- Wilkins, D. H.; Ritchison, G. (Autumn 1999). "Drumming and Tapping by Red-Bellied Woodpeckers: Description and Possible Causation" (PDF). J. Field Ornithol. 70 (4): 578–586. Retrieved 12 June 2013.
- Adkins Giese, C. L.; Cuthbert, F. J. (203). "Influence of surrounding vegetation on woodpecker nest tree selection in oak forests of the Upper Midwest, USA". Forest Ecology and Management. 179: 523–534. doi:10.1016/s0378-1127(02)00529-7.
- Cox, A. S.; Kesler, D. C. (2012). "Prospecting behavior and the influence of forest cover on natal dispersal in a resident bird" (PDF). Behavioral Ecology: 1068–1077. doi:10.1093/beheco/ars076. Retrieved 12 June 2013.
- Straus, M. A.; Bavrlic, K.; Nol, E.; Burke, D. M.; Elliott, K. A. (2011). "Reproductive success of cavity-nesting birds in partially harvested woodlots". Can. J. For. Res. 41: 1004–1017. doi:10.1139/x11-012. Retrieved 12 June 2013.
- Martin, T. E. 1995. Avian life history evolution in relation to nest sites, nest predation, and food. Ecological Monographs 65(1): 101–127
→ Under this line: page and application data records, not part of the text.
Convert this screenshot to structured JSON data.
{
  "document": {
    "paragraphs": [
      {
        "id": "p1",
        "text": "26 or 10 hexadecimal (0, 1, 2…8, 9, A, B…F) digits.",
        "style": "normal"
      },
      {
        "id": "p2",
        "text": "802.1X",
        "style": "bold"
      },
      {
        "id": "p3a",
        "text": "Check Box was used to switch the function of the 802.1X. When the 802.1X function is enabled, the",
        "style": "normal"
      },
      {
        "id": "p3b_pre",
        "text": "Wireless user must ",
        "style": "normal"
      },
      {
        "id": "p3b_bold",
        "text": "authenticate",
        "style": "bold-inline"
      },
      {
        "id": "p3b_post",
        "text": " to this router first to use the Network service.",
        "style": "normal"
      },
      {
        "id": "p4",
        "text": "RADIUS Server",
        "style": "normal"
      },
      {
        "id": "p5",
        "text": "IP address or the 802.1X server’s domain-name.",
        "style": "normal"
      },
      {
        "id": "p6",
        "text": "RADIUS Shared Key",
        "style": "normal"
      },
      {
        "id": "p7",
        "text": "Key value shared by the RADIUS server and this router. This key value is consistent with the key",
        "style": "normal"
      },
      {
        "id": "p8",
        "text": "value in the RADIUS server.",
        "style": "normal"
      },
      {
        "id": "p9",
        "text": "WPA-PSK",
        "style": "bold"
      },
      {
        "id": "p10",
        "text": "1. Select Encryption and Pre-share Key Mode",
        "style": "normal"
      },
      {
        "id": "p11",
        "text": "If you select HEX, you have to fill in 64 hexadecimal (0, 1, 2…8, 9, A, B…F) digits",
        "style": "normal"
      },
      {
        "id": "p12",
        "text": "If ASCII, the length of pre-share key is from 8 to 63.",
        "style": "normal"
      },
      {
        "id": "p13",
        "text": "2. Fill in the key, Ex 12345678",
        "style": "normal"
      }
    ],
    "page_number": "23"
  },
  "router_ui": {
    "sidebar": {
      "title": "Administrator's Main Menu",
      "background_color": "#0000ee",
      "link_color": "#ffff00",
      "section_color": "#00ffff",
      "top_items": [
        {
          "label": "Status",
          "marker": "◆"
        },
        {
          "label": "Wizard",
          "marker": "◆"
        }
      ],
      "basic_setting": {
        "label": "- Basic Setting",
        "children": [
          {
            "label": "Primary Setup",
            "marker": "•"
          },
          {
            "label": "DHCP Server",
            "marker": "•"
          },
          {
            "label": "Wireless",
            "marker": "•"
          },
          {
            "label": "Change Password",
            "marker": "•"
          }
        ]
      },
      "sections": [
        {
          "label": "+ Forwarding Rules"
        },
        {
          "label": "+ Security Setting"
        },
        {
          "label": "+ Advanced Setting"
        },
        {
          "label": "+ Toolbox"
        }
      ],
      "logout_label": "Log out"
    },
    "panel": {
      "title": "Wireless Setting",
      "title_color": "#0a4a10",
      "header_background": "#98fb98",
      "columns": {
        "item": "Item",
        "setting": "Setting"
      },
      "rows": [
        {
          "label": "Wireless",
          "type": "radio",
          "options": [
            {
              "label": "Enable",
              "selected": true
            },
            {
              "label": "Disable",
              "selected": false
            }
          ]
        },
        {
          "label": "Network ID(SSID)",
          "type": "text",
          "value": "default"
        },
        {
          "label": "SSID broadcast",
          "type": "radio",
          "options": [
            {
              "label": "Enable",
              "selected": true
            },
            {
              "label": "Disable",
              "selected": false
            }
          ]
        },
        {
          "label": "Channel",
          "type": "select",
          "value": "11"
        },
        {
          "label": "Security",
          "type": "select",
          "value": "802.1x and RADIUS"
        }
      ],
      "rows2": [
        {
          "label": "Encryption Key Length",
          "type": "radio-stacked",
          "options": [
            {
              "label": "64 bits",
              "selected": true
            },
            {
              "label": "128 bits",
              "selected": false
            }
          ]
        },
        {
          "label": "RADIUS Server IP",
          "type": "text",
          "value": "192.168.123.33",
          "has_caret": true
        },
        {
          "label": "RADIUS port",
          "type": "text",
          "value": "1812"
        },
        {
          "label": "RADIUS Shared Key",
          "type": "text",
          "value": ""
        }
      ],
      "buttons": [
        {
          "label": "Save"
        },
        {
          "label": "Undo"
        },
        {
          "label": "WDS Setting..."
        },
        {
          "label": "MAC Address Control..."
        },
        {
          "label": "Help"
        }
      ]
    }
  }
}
- BirdHouses101.com (2007): Red-bellied Woodpecker. Retrieved 2008-FEB-14.
- Linnaeus, Carls (1758): 54.6. Picus carolinus. In: Systema naturae per regna tria naturae, secundum classes, ordines, genera, species, cum characteribus, differentiis, synonymis, locis (10th ed., vol. 1): 113. Laurentius Salvius, Holmius (= Stockholm). PDF fulltext
- Terres, John K. & National Audubon Society (NAS) (1991): The Audubon Society Encyclopedia of North American Birds. Wings Books, New York. Reprint of 1980 edition. ISBN 0-517-03288-0
|Wikimedia Commons has media related to Red-bellied Woodpecker.|
|Wikispecies has information related to Melanerpes carolinus|
- Red-bellied Woodpecker – Melanerpes carolinus – USGS Patuxent Bird Identification InfoCenter
- Red-bellied Woodpecker Species Account – Cornell Lab of Ornithology
- Red-bellied Woodpecker Bird Sound at Florida Museum of Natural History
- "Red-bellied Woodpecker media". Internet Bird Collection.
- Red-bellied Woodpecker photo gallery at VIREO (Drexel University)